Under the provincial Drainage Act, the costs are shared among benefitting properties, he explained, noting staff deems the act the best way to deal with the repair costs.
Getting the work done is “100 per cent our responsibility,” he added.
Dating back to 1953, the drain continues to serve its purpose, though much of it has been enclosed underground since that time, said Puppe. Simply closing it down and installing storm sewers isn’t an option given the changes that have evolved over more than 60 years.
Most of the planned work, if approved, will take place in the underground portion of the drain from about Princess Street and Queensway Drive to King Street, plus some maintenance on the open ditch portion east of Water Street.
The bulk of the estimated $200,000 cost will come from the township and the most heavily-assessed property in the catchment area, Home Hardware, each looking at a bill of about $60,000. The rest of the cost will be shared among just over 300 properties.
Both the plan and the costing are still in the draft stage, with a final report likely to appear in September, with the decision to go ahead or not to be made by township council.
Property owners unhappy with the situation will have an opportunity to discuss the issue at a council meeting.
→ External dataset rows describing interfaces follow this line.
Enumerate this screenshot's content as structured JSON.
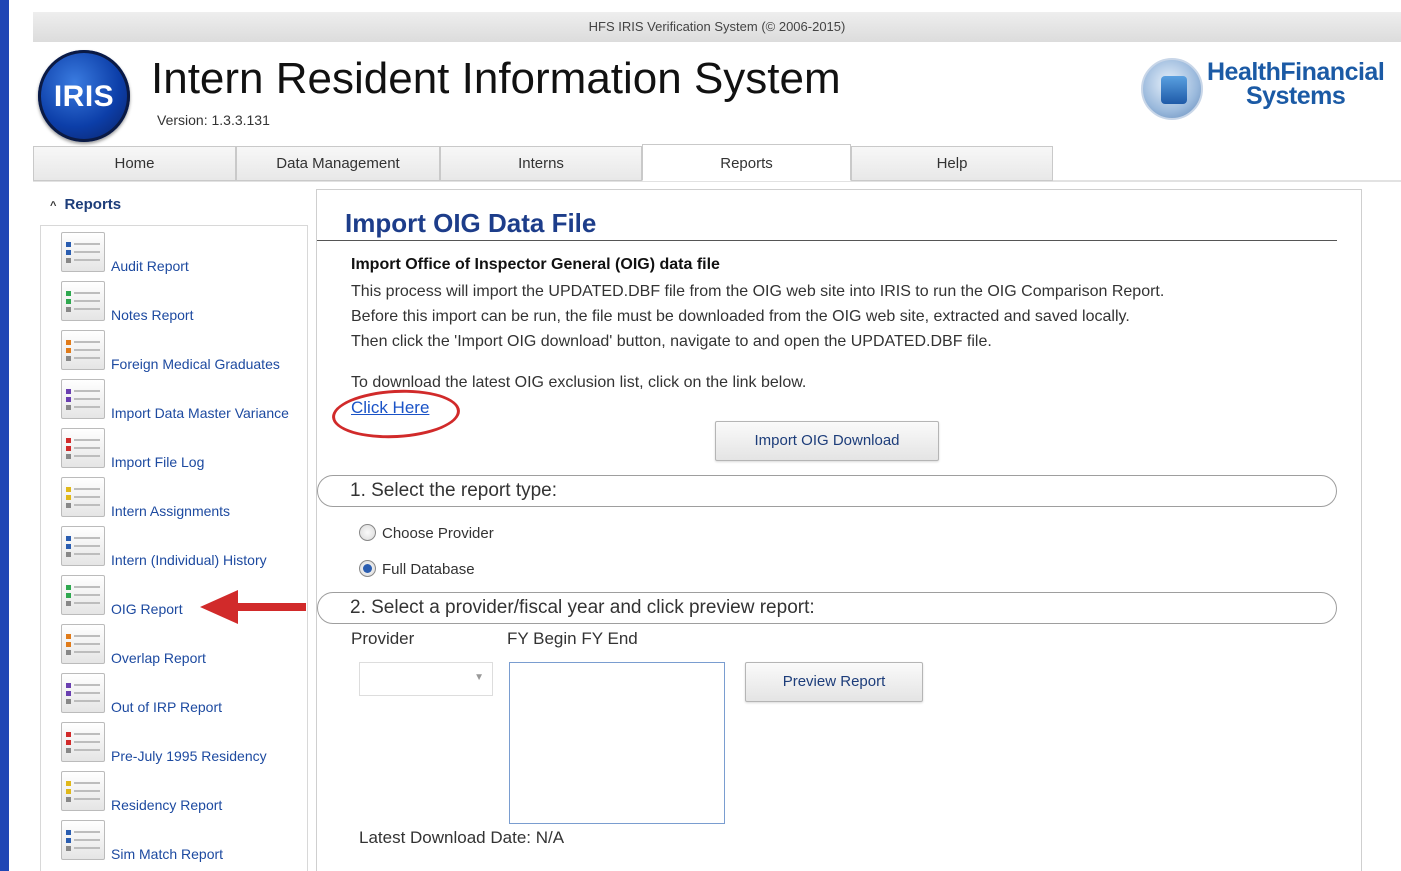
{
  "window": {
    "title": "HFS IRIS Verification System (© 2006-2015)"
  },
  "header": {
    "logo_text": "IRIS",
    "app_title": "Intern Resident Information System",
    "version": "Version: 1.3.3.131",
    "company_line1": "HealthFinancial",
    "company_line2": "Systems"
  },
  "tabs": [
    {
      "label": "Home"
    },
    {
      "label": "Data Management"
    },
    {
      "label": "Interns"
    },
    {
      "label": "Reports"
    },
    {
      "label": "Help"
    }
  ],
  "active_tab": "Reports",
  "sidebar": {
    "header": "Reports",
    "items": [
      {
        "label": "Audit Report",
        "color": "#2a5db0"
      },
      {
        "label": "Notes Report",
        "color": "#2fa84f"
      },
      {
        "label": "Foreign Medical Graduates",
        "color": "#e07b1a"
      },
      {
        "label": "Import Data Master Variance",
        "color": "#6a3fb0"
      },
      {
        "label": "Import File Log",
        "color": "#d12a2a"
      },
      {
        "label": "Intern Assignments",
        "color": "#e0b81a"
      },
      {
        "label": "Intern (Individual) History",
        "color": "#2a5db0"
      },
      {
        "label": "OIG Report",
        "color": "#2fa84f"
      },
      {
        "label": "Overlap Report",
        "color": "#e07b1a"
      },
      {
        "label": "Out of IRP Report",
        "color": "#6a3fb0"
      },
      {
        "label": "Pre-July 1995 Residency",
        "color": "#d12a2a"
      },
      {
        "label": "Residency Report",
        "color": "#e0b81a"
      },
      {
        "label": "Sim Match Report",
        "color": "#2a5db0"
      }
    ]
  },
  "main": {
    "title": "Import OIG Data File",
    "desc_heading": "Import Office of Inspector General (OIG) data file",
    "desc_lines": [
      "This process will import the UPDATED.DBF file from the OIG web site into IRIS to run the OIG Comparison Report.",
      "Before this import can be run, the file must be downloaded from the OIG web site, extracted and saved locally.",
      "Then click the 'Import OIG download' button, navigate to and open the UPDATED.DBF file."
    ],
    "download_prompt": "To download the latest OIG exclusion list, click on the link below.",
    "click_here": "Click Here",
    "import_button": "Import OIG Download",
    "section1": "1. Select the report type:",
    "radio_options": [
      {
        "label": "Choose Provider",
        "checked": false
      },
      {
        "label": "Full Database",
        "checked": true
      }
    ],
    "section2": "2. Select a provider/fiscal year and click preview report:",
    "provider_label": "Provider",
    "fy_label": "FY Begin  FY End",
    "provider_value": "",
    "preview_button": "Preview Report",
    "latest_download": "Latest Download Date: N/A"
  },
  "annotation_color": "#d12a2a"
}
If the project is approved, council acts as an appeal body, with later recourse to the provincial drainage tribunal, Puppe explained.